How much of a business problem can you tackle in a one week ux sprint? What insights can you learn in such a small time?
Let’s find out in the first week of User Experience Design Immersive 28 at General Assembly London.
Meet Matthew. He’s the business owner of a music teaching website where new students are linked to experienced music teachers.
Running this business takes a lot of time, time spent on administrative processes like invoicing, checking statements, sending reminders, onboarding new teachers, etc. Valuable time that could be spent on developing the business.
During the user interviews, it became clear that these admin processes were taking up most of his time. The tasks are relatively short, repeating and consist of lots of small nuggets of information, so they are the ideal candidate to be delegated.
The challenge however is not in finding qualified people to delegate to, but rather in capturing and conveying the granular steps to execute these tasks. Earlier attempts with spreadsheets containing all the steps did not result in major success, as you can quickly lose overview and it is not easily transferable.
Goals: the business owner is trying to offload some tasks to his employees. The goal is to free up time for developing the business further/faster.
Motivation: seeing the market opportunity, uptake and potential expansion for his business, makes him want to devote more time to developing it.
So here we arrive at our problem statement:
The business owner needs a way to efficiently delegate tasks because it is blocking him to further develop the business.
To get a good view of how the business owner currently transfers a task to someone, we need to create an experience map.
An experience map consists of a detailed, chronological view of every step taken in the current situation. Make a note of how the emotional state of your user is influenced by each step, and record pain points.
Next come the ideas. In the ideation phase we come up with several ideas that may or may not be realistic. The goal is to have an open mind and let creativity do its work.
From the different ideas that were explored, choose the one that you will base your solution on. Obviously, your solution must be realistic and solve the original problem, so that should help you make your decision.
With the solution in mind, now create a flow of how your user, our business owner, would ideally run the task—this is the happy, golden path. This can differ from the typical path, but it is this scenario we’ll start with.
With the user flow on paper, we have a clear direction of how to setup our mobile solution.
Sketching screens in low fidelity will quickly give us a good insight into the effectiveness of our solution, and it gives something tangible to test with the user.
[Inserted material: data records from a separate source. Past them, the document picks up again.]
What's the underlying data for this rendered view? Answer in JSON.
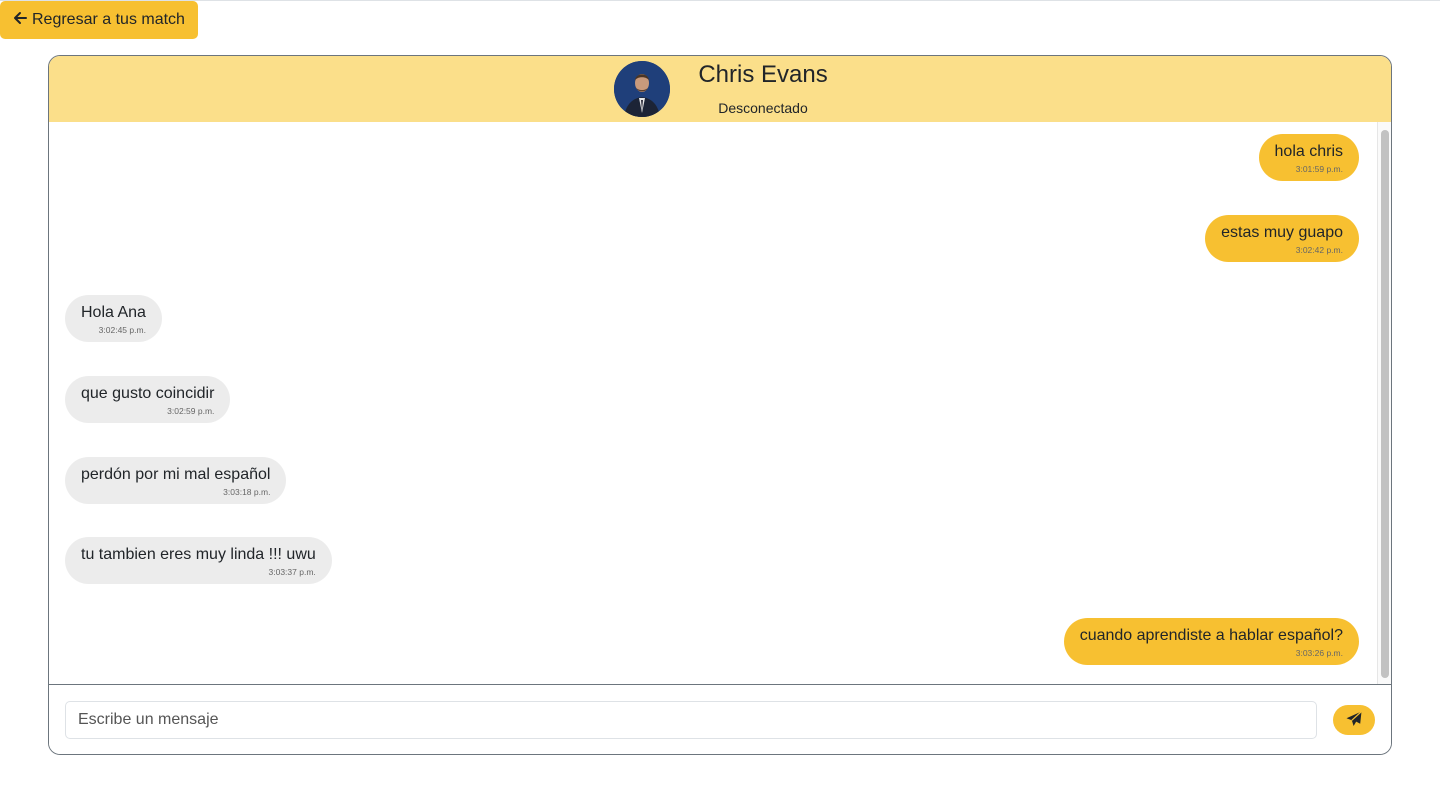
{
  "nav": {
    "back_label": "Regresar a tus match"
  },
  "header": {
    "contact_name": "Chris Evans",
    "status": "Desconectado"
  },
  "messages": [
    {
      "side": "sent",
      "text": "hola chris",
      "time": "3:01:59 p.m."
    },
    {
      "side": "sent",
      "text": "estas muy guapo",
      "time": "3:02:42 p.m."
    },
    {
      "side": "recv",
      "text": "Hola Ana",
      "time": "3:02:45 p.m."
    },
    {
      "side": "recv",
      "text": "que gusto coincidir",
      "time": "3:02:59 p.m."
    },
    {
      "side": "recv",
      "text": "perdón por mi mal español",
      "time": "3:03:18 p.m."
    },
    {
      "side": "recv",
      "text": "tu tambien eres muy linda !!! uwu",
      "time": "3:03:37 p.m."
    },
    {
      "side": "sent",
      "text": "cuando aprendiste a hablar español?",
      "time": "3:03:26 p.m."
    }
  ],
  "composer": {
    "placeholder": "Escribe un mensaje",
    "value": ""
  },
  "icons": {
    "back": "arrow-left-icon",
    "send": "paper-plane-icon"
  },
  "colors": {
    "accent": "#f7c031",
    "header_bg": "#fbdf8a",
    "received_bubble": "#ececec"
  }
}
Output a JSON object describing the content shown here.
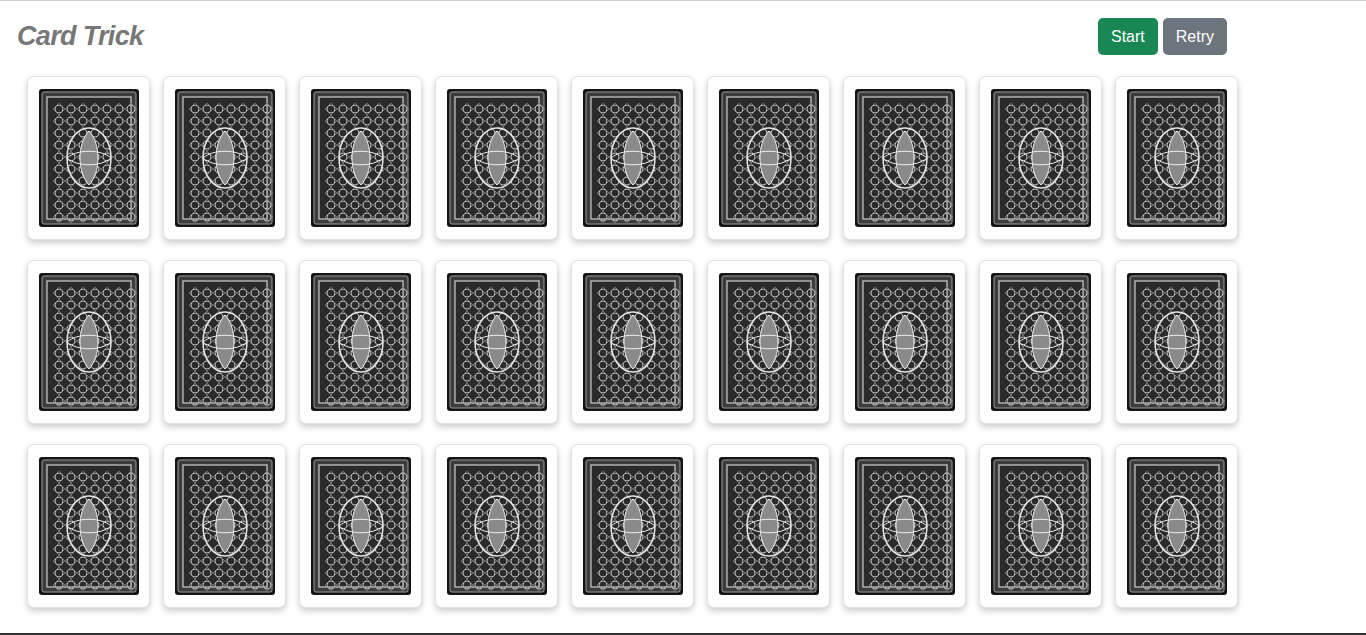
{
  "title": "Card Trick",
  "buttons": [
    {
      "label": "Start",
      "color": "#198754"
    },
    {
      "label": "Retry",
      "color": "#6c757d"
    }
  ],
  "cards": [
    {
      "face_down": true
    },
    {
      "face_down": true
    },
    {
      "face_down": true
    },
    {
      "face_down": true
    },
    {
      "face_down": true
    },
    {
      "face_down": true
    },
    {
      "face_down": true
    },
    {
      "face_down": true
    },
    {
      "face_down": true
    },
    {
      "face_down": true
    },
    {
      "face_down": true
    },
    {
      "face_down": true
    },
    {
      "face_down": true
    },
    {
      "face_down": true
    },
    {
      "face_down": true
    },
    {
      "face_down": true
    },
    {
      "face_down": true
    },
    {
      "face_down": true
    },
    {
      "face_down": true
    },
    {
      "face_down": true
    },
    {
      "face_down": true
    },
    {
      "face_down": true
    },
    {
      "face_down": true
    },
    {
      "face_down": true
    },
    {
      "face_down": true
    },
    {
      "face_down": true
    },
    {
      "face_down": true
    }
  ]
}
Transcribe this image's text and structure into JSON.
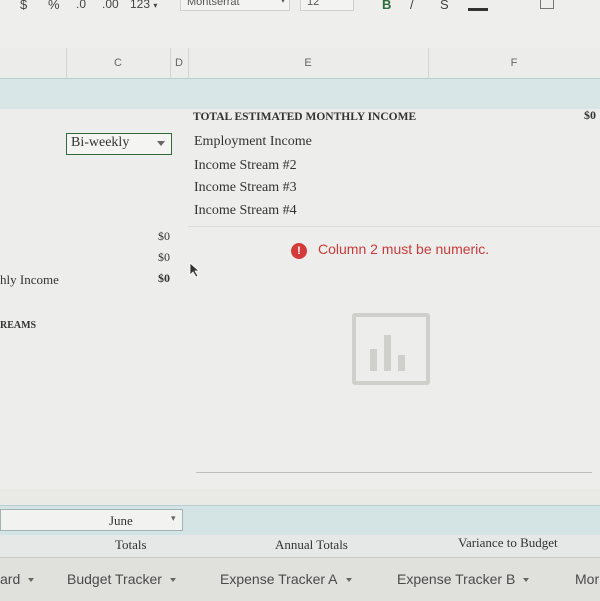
{
  "toolbar": {
    "currency": "$",
    "percent": "%",
    "decrease_decimals": ".0",
    "increase_decimals": ".00",
    "number_format": "123",
    "font": "Montserrat",
    "font_size": "12",
    "bold": "B"
  },
  "columns": [
    "C",
    "D",
    "E",
    "F"
  ],
  "sheet": {
    "pay_frequency": "Bi-weekly",
    "income_header": "TOTAL ESTIMATED MONTHLY INCOME",
    "income_header_value": "$0",
    "income_streams": [
      "Employment Income",
      "Income Stream #2",
      "Income Stream #3",
      "Income Stream #4"
    ],
    "values": [
      "$0",
      "$0"
    ],
    "monthly_income_label": "hly Income",
    "monthly_income_value": "$0",
    "section_label": "REAMS",
    "error_message": "Column 2 must be numeric.",
    "month_select": "June",
    "totals_headers": [
      "Totals",
      "Annual Totals",
      "Variance to Budget"
    ]
  },
  "tabs": [
    "ard",
    "Budget Tracker",
    "Expense Tracker A",
    "Expense Tracker B",
    "Mor"
  ],
  "colors": {
    "accent_green": "#2f6b3b",
    "error_red": "#d33a3a",
    "header_teal": "#d9e6e7"
  }
}
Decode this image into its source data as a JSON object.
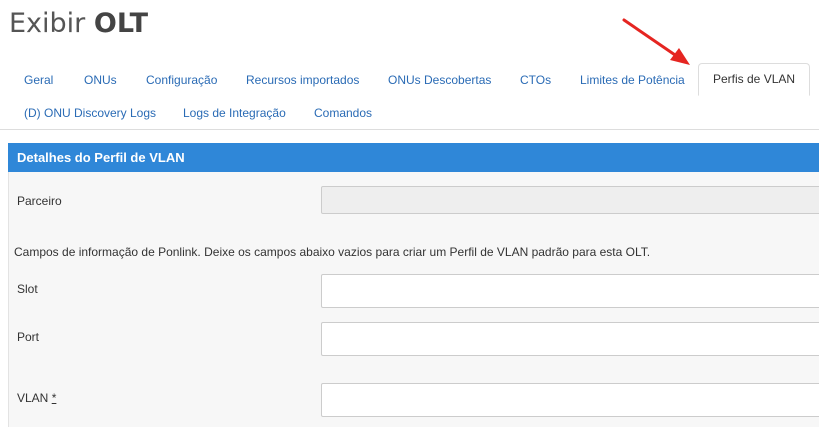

It also makes it clear where your solution might break or is missing something crucial.
With the sketches in hand, you can let your user test the first version of your paper prototype. Give your user a clear task to solve and note how easy they arrive at the solution. Try to help as little as possible, as you want your solution to be effective without external help.
Make note of difficulties and omissions, and use that information for a new iteration of your prototype.
In the case of my business owner, a crucial piece of data was missing: the time it takes to execute a task should be added. This way he can better plan tasks, and more easily discover problems with the execution of them.
One step further than paper sketches is of course an interactive prototype. Before you think this would take a long time to develop and a never ending process of refinement and iteration, consider a low-tech mobile prototype based on your paper sketches.
Marvel is a great tool for prototyping, and with their mobile app you can quickly get a working prototype in your hand.
Essentially, you take a photo of each paper sketch and link it up to become your prototype. All you need to do is add hotspots for interaction and you’re good to go. After you’ve done the basics in the app, you can jump to their website to further refine your prototype.
Here you can see the ‘happy path’ version of my mobile solution for Matthew. It shows the process of defining a new task with several steps in the system.
Watching your user interact with a real prototype gives you tremendous feedback on how your solution could actually work, long before developers throw lots of hours, pizza and caffeine at it.
It might save your user a lot of money if the outcome does not solve the problem adequately, but it might also be the start of a great digital journey…
In one week at GA, I had to interview my user to establish the problem I needed to solve, sketch a solution and build a first interactive prototype. The experience for both sides is invaluable, and it opens the gate for further exploration.
If you’re interested to read more about my 10 week User Experience immersion, give a clap and follow along!
Feedback, tips and questions are welcome! Thanks in advance.
All images and artwork except (*) by Olivier Vanbiervliet